• [SUPPLIED DATA]
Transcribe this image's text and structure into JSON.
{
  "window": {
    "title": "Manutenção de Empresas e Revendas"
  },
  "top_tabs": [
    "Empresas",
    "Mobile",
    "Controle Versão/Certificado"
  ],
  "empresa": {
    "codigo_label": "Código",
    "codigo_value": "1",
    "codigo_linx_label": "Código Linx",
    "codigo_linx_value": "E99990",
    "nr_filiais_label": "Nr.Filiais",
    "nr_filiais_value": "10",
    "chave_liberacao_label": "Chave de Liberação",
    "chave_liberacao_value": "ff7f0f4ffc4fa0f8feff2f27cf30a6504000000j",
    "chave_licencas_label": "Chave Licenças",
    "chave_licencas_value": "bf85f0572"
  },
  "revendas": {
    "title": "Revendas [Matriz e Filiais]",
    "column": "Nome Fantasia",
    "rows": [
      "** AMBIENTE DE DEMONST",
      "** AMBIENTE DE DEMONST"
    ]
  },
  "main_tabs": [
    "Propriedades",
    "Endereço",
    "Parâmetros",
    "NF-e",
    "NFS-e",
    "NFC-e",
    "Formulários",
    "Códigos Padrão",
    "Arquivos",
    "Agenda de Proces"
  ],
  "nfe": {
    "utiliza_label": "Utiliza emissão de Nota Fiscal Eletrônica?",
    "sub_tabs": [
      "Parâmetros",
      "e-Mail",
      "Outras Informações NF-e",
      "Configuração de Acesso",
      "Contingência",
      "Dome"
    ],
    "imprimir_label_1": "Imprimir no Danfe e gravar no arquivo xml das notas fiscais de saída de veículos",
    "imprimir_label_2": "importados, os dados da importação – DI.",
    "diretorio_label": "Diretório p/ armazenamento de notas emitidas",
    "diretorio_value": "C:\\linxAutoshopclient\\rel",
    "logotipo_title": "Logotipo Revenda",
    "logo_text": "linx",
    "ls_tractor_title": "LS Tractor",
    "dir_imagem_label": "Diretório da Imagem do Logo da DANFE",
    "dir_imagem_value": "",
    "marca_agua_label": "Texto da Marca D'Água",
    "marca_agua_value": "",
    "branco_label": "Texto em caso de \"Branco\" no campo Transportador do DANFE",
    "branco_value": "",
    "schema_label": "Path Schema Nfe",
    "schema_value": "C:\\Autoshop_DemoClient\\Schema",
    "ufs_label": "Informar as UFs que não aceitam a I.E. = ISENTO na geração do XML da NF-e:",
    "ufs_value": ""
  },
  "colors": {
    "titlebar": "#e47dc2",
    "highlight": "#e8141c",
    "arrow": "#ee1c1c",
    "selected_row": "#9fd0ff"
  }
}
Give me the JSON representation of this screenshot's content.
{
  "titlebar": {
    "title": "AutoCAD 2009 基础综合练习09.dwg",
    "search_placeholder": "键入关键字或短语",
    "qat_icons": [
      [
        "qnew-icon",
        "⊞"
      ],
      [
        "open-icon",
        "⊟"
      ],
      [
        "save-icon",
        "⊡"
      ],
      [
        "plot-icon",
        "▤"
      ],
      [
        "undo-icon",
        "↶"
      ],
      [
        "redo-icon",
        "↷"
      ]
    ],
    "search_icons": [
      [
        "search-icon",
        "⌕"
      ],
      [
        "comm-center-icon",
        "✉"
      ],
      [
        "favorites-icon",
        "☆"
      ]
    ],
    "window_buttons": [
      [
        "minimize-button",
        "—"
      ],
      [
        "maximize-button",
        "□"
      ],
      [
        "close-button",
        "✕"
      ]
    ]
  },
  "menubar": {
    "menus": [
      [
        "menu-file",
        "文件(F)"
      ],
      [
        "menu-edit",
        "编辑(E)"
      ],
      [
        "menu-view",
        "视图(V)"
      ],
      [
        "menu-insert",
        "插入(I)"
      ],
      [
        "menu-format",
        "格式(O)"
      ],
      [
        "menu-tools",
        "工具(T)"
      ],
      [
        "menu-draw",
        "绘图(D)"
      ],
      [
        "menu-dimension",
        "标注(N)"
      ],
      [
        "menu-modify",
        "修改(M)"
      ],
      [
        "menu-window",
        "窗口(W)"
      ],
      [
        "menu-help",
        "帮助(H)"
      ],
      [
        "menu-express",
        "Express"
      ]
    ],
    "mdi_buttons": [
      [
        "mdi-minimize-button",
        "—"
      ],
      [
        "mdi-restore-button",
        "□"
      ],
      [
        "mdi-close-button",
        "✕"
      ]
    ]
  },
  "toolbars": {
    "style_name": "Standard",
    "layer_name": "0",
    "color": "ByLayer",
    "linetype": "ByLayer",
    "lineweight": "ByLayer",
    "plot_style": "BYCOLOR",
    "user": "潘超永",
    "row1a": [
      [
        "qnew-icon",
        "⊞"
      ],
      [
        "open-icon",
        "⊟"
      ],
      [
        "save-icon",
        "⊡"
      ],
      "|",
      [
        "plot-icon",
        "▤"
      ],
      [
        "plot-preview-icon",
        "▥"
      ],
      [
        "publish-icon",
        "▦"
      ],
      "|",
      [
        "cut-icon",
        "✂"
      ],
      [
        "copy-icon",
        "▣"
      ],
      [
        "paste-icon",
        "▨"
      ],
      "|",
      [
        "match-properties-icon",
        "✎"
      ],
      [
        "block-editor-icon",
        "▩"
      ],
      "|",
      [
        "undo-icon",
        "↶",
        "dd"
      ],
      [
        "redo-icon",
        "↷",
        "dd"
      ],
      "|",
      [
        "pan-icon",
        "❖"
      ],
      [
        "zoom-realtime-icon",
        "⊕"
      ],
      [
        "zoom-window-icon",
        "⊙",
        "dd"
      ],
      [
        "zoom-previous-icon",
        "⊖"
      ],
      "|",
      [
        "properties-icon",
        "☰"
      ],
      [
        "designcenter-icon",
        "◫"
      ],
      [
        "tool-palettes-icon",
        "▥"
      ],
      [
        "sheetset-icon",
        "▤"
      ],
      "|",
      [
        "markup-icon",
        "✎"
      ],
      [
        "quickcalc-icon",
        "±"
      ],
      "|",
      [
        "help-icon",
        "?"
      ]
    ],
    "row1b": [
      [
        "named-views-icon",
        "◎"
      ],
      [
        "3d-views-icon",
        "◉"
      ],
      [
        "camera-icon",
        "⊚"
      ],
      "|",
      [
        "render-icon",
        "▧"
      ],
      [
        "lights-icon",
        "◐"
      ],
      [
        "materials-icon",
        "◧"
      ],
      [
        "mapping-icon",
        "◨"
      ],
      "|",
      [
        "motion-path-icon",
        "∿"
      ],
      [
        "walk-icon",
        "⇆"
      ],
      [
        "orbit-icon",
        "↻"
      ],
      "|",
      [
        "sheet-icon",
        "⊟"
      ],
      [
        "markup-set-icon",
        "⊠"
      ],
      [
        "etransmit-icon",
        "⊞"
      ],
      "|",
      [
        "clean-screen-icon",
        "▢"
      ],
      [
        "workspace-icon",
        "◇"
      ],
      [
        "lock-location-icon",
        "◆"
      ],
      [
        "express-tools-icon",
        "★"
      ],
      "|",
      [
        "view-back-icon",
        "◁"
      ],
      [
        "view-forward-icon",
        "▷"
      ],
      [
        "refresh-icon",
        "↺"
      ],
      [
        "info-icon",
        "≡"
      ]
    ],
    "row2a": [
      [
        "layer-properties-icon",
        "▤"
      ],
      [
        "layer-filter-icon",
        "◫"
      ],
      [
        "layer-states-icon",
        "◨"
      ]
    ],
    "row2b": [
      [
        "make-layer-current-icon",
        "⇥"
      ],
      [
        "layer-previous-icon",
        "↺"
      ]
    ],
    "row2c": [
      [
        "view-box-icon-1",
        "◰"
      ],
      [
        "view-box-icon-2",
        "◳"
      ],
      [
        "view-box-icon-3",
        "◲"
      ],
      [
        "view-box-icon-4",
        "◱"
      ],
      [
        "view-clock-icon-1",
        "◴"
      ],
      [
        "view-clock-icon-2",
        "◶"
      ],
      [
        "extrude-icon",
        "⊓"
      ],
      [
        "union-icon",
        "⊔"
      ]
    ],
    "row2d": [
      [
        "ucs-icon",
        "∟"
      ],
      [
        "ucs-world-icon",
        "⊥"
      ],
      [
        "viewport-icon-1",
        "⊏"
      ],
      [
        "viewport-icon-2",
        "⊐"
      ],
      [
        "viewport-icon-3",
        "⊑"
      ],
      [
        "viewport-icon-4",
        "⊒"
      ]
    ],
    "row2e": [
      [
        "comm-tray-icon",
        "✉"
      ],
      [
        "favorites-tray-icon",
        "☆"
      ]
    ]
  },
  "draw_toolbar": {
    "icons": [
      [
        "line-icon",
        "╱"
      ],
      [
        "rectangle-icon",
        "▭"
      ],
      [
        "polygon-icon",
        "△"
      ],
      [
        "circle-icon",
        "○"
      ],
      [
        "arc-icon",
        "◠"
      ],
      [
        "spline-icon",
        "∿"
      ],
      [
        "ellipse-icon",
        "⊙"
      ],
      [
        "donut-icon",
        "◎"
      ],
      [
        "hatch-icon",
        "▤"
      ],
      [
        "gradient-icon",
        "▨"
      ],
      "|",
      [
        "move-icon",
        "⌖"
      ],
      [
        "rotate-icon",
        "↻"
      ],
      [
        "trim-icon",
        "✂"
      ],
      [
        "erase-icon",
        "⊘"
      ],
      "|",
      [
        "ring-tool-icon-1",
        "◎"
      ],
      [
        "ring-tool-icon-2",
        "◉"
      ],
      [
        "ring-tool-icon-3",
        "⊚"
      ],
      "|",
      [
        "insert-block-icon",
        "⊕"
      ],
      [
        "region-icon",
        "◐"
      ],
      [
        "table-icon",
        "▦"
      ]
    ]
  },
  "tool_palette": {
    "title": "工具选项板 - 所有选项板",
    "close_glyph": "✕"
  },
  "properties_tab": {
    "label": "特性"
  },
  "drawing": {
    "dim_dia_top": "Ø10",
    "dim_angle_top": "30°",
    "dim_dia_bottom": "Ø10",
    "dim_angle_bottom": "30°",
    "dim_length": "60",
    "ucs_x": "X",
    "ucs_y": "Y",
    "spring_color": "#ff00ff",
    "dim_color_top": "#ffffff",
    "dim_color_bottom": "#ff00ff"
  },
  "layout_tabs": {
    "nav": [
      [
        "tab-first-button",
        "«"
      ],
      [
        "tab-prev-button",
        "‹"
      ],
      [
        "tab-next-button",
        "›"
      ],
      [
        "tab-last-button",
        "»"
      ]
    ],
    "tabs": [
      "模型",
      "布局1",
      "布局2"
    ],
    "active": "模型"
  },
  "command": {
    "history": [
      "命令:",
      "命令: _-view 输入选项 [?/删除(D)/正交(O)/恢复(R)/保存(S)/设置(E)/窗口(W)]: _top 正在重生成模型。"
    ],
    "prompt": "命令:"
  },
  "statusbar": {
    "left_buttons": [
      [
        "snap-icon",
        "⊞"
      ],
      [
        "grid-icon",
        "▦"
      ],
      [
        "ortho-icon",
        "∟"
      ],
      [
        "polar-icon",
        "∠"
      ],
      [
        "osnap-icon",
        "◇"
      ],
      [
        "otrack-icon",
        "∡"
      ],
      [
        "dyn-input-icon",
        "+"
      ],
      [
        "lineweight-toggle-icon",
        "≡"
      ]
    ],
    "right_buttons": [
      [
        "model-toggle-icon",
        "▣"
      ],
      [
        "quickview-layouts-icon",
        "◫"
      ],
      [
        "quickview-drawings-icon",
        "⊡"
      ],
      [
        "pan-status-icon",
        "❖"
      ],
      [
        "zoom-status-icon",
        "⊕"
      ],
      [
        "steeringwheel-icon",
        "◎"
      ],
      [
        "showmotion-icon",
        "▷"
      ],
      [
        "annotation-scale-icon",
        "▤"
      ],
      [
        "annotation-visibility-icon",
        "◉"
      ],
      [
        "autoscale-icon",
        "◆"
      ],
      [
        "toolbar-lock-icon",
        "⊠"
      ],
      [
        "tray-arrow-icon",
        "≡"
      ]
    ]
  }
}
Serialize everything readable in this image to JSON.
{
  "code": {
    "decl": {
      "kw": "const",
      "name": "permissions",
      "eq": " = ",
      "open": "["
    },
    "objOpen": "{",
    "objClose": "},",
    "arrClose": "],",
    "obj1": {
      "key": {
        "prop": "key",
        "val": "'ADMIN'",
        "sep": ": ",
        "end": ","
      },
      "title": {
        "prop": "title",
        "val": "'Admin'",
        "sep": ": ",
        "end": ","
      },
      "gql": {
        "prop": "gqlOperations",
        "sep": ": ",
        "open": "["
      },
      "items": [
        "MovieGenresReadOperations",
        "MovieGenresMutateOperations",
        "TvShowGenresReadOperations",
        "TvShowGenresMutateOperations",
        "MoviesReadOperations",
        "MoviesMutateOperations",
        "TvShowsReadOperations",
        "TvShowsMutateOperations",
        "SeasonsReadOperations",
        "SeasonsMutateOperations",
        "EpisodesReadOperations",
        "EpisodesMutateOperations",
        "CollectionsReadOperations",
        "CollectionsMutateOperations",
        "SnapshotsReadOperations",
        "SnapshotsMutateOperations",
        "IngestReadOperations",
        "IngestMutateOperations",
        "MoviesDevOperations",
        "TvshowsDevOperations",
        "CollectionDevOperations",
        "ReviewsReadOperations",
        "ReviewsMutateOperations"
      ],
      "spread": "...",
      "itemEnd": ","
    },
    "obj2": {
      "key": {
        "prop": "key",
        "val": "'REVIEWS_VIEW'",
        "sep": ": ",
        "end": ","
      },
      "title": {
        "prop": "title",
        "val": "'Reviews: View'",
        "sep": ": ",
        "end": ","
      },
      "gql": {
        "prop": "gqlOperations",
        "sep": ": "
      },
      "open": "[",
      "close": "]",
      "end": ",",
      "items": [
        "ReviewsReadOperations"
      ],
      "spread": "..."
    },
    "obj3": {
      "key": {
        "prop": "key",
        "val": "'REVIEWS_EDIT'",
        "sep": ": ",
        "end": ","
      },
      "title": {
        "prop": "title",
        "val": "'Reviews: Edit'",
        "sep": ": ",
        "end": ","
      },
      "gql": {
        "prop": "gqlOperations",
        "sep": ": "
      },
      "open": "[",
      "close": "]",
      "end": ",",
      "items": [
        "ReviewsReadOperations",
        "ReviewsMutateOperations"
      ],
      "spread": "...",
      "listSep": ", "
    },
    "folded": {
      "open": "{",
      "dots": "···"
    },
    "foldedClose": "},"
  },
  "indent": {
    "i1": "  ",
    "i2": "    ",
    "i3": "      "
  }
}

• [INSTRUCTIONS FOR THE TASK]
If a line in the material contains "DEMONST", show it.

• [REPLY]
      "** AMBIENTE DE DEMONST",
      "** AMBIENTE DE DEMONST"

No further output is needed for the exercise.